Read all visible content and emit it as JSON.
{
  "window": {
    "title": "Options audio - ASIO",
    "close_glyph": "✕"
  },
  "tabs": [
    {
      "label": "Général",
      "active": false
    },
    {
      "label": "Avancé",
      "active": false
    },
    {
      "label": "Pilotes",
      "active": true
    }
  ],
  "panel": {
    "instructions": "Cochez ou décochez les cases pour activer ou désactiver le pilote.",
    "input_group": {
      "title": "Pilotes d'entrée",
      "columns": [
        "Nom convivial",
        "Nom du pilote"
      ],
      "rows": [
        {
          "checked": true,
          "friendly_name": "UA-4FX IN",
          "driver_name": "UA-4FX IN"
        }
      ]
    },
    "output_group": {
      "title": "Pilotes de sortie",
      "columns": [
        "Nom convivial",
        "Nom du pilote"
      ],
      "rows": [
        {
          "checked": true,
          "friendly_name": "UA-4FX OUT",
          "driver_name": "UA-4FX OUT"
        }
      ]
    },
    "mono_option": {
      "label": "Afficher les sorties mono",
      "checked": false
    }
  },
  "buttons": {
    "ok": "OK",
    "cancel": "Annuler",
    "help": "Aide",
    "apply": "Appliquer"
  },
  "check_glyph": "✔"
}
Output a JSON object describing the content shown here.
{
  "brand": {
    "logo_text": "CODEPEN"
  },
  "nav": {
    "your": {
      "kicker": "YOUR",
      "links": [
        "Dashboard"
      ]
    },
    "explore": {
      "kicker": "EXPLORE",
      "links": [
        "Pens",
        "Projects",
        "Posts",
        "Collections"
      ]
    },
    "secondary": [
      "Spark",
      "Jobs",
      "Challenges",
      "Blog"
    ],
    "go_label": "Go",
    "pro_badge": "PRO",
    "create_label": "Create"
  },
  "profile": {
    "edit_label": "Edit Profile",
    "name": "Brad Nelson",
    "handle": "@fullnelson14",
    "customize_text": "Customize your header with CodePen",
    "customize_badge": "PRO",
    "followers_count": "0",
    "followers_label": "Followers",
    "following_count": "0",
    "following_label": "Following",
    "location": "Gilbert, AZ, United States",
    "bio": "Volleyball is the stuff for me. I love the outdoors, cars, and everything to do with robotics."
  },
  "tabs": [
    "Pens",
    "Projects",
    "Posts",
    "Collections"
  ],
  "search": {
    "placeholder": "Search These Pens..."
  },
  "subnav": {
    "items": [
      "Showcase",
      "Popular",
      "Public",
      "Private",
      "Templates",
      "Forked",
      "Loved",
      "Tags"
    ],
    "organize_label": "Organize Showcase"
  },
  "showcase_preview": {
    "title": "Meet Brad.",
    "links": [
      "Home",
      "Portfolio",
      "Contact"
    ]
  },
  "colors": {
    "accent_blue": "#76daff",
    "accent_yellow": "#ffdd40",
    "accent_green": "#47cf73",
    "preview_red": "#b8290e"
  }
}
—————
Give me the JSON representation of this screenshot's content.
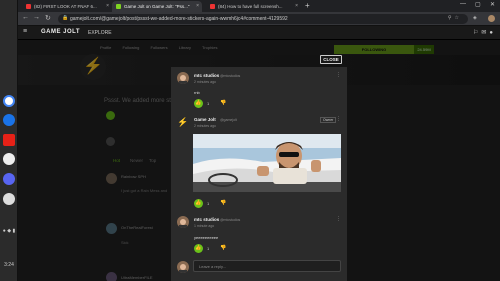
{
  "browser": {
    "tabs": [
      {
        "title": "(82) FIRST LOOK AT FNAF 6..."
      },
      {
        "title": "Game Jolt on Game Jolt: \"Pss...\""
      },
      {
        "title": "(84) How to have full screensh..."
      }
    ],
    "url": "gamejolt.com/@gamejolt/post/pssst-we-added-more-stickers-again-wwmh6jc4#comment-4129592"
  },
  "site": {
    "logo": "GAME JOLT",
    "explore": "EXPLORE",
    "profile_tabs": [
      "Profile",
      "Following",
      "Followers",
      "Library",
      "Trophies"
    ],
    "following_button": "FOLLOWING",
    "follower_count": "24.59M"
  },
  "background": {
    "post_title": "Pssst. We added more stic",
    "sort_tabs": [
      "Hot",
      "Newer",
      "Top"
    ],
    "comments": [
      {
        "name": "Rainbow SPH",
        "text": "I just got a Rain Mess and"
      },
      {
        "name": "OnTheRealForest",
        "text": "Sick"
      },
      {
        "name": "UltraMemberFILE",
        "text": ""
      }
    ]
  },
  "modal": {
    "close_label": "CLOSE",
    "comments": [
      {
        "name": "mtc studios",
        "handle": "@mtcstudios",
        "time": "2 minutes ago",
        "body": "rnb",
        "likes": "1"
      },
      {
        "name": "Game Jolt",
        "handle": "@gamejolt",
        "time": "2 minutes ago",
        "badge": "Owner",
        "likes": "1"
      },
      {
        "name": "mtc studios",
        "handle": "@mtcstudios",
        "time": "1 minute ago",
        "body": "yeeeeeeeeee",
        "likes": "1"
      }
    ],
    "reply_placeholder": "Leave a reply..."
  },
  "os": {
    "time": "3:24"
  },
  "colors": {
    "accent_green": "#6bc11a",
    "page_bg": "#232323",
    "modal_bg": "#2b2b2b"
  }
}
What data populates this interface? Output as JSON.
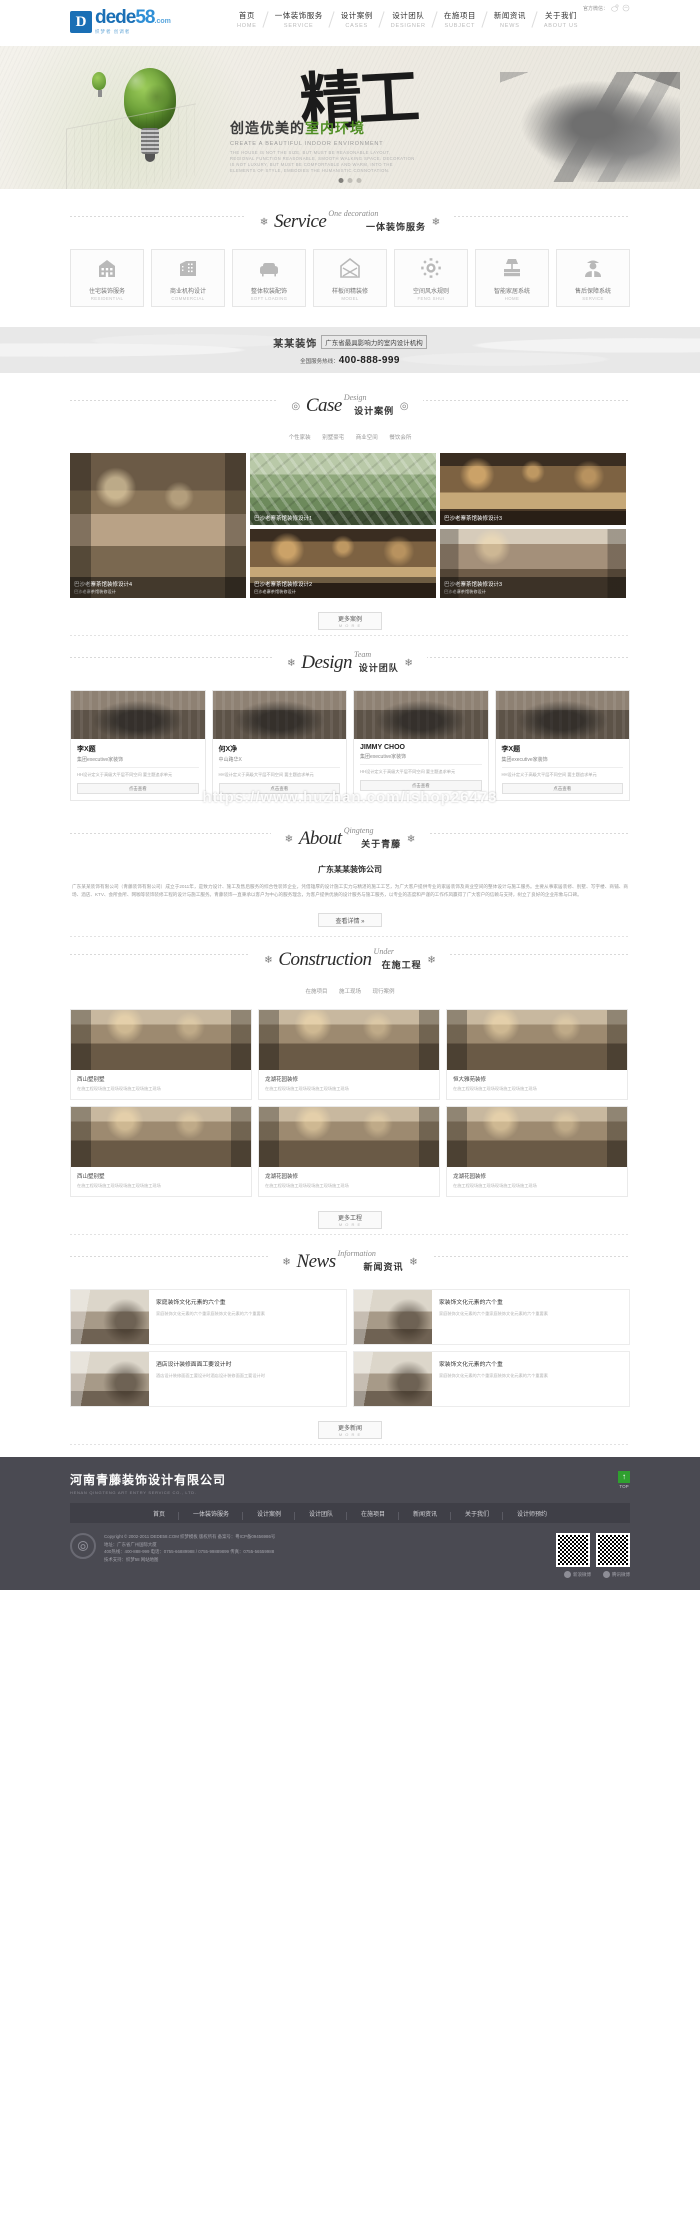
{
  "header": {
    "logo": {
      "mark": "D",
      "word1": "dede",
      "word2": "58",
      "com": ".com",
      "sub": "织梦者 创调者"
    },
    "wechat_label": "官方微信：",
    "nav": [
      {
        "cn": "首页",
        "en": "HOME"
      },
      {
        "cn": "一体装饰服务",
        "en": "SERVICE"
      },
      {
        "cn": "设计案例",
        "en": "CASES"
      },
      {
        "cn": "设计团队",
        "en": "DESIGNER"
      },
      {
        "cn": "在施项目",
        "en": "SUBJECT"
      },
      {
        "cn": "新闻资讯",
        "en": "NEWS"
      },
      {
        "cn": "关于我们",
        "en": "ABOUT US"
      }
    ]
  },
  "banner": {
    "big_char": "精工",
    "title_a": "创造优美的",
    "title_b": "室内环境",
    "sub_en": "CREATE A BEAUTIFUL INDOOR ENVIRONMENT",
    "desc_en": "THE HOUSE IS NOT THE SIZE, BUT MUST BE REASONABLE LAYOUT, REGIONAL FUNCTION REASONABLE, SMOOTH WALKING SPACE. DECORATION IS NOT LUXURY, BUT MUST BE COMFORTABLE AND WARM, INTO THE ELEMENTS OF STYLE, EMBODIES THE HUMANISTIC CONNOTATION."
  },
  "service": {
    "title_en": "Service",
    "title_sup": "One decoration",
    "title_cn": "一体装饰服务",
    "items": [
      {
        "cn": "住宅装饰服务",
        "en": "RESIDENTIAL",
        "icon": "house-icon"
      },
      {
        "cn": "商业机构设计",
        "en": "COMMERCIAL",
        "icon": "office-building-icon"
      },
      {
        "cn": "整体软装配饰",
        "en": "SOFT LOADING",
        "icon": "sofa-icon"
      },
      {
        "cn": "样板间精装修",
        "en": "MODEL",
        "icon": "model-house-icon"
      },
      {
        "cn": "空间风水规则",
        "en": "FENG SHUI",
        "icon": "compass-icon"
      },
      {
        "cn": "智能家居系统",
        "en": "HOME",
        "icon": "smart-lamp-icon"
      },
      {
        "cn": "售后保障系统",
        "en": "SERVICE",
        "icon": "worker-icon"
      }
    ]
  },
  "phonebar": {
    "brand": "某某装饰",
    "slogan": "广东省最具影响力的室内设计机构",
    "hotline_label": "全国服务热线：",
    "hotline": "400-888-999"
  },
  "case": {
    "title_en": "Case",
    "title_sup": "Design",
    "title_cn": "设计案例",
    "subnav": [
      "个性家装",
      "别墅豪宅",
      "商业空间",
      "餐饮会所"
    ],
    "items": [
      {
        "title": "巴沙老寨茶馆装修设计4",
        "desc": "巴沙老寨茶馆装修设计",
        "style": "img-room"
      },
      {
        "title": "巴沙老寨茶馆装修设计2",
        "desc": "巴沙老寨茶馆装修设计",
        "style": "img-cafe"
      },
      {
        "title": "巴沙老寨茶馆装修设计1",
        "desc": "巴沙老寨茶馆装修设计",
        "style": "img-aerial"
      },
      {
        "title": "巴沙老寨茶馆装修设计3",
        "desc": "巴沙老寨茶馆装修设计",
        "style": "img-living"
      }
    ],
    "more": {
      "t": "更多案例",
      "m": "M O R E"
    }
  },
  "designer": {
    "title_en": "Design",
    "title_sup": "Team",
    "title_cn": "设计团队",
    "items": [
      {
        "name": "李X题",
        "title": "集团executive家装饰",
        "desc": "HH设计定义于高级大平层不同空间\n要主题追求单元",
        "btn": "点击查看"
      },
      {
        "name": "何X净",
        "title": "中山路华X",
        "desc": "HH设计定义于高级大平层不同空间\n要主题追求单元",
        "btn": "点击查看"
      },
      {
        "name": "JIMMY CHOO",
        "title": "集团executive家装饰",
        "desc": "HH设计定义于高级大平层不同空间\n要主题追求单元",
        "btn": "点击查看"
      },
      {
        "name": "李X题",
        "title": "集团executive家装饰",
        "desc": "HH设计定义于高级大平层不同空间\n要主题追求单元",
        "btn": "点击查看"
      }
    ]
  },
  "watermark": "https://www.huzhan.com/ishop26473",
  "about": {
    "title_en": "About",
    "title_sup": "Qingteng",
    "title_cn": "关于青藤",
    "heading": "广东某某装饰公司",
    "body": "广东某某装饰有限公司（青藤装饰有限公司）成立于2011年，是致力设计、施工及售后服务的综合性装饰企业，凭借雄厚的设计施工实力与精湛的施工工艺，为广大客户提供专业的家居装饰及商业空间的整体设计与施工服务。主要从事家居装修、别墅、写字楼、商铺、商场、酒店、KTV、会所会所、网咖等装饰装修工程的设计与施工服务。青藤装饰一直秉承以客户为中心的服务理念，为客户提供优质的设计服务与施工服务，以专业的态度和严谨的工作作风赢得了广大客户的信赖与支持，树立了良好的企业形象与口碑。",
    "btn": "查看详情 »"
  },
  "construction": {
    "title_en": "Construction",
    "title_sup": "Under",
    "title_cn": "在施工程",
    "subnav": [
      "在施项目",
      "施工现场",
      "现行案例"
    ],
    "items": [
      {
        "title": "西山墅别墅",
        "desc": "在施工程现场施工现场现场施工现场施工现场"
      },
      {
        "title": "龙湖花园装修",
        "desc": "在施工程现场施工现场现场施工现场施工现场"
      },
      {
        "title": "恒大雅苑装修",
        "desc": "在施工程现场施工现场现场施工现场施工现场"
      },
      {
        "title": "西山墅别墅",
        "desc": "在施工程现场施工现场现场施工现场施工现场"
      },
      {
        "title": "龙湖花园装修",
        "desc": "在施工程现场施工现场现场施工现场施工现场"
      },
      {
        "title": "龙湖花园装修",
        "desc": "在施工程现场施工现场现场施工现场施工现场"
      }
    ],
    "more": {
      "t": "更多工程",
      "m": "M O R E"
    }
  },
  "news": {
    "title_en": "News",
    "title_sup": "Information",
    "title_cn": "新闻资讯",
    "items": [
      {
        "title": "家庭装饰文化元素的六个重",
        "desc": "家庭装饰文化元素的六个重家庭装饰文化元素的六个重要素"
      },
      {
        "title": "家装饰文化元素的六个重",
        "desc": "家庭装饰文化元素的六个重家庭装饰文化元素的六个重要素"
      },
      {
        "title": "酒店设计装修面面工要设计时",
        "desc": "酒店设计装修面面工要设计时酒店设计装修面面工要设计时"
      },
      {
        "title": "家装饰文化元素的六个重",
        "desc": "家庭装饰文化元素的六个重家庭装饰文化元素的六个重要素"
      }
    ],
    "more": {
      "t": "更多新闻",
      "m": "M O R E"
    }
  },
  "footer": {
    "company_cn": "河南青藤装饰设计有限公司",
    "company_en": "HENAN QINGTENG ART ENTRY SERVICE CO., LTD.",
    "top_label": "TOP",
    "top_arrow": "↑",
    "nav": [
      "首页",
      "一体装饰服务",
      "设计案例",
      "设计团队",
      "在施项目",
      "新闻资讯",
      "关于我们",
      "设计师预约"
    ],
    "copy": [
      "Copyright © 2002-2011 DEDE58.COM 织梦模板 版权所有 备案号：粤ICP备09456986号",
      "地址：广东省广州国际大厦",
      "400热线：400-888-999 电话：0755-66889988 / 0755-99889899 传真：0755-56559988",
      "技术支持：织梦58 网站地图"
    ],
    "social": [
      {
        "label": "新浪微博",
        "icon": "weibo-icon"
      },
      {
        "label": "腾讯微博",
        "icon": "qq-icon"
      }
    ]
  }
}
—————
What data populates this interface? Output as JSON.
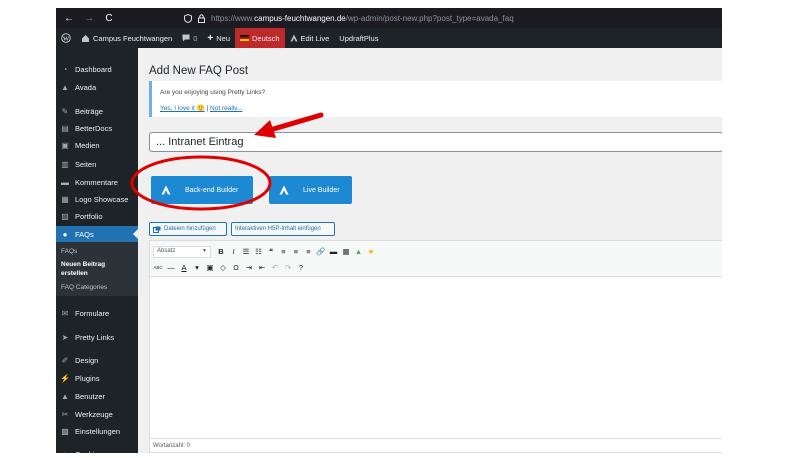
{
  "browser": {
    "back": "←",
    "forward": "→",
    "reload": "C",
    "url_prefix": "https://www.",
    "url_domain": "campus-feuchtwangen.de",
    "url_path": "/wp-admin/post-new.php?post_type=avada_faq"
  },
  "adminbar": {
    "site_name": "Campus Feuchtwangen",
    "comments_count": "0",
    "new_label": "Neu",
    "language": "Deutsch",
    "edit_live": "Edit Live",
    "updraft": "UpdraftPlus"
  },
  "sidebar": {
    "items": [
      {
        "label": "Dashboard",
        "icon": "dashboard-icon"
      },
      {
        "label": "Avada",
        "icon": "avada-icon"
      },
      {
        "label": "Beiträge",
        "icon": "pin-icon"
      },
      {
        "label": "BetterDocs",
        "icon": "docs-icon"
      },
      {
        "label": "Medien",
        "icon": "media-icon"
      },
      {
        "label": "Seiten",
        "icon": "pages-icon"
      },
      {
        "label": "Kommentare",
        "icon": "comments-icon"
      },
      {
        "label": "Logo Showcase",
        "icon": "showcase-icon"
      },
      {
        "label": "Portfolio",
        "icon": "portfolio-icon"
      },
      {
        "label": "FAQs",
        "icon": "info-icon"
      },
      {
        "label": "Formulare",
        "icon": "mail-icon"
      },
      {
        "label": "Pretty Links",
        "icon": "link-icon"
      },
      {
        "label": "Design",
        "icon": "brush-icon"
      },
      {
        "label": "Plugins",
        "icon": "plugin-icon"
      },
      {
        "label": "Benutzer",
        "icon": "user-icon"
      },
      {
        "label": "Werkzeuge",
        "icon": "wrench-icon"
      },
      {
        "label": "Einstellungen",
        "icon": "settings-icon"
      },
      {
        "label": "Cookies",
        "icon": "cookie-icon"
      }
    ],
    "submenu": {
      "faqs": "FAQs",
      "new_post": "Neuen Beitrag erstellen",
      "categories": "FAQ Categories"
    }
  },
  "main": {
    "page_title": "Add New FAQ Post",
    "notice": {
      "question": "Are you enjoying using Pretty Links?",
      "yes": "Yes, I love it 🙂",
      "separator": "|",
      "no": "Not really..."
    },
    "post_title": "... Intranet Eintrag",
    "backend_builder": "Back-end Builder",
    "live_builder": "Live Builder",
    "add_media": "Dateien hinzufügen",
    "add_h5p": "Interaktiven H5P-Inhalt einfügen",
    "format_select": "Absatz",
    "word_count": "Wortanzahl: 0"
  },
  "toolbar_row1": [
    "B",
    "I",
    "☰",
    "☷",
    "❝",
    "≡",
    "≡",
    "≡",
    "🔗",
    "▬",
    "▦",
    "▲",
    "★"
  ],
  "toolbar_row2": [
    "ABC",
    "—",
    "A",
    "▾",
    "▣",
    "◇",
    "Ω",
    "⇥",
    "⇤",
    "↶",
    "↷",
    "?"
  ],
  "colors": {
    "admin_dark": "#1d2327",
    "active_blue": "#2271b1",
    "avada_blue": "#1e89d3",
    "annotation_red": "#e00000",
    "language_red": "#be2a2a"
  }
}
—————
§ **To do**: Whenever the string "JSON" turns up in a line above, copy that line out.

§ **Your response**:
Read all visible content and emit it as JSON.
Output a JSON object describing the content shown here.
Give me the JSON representation of this screenshot's content.
What data populates this interface? Output as JSON.
What data populates this interface? Output as JSON.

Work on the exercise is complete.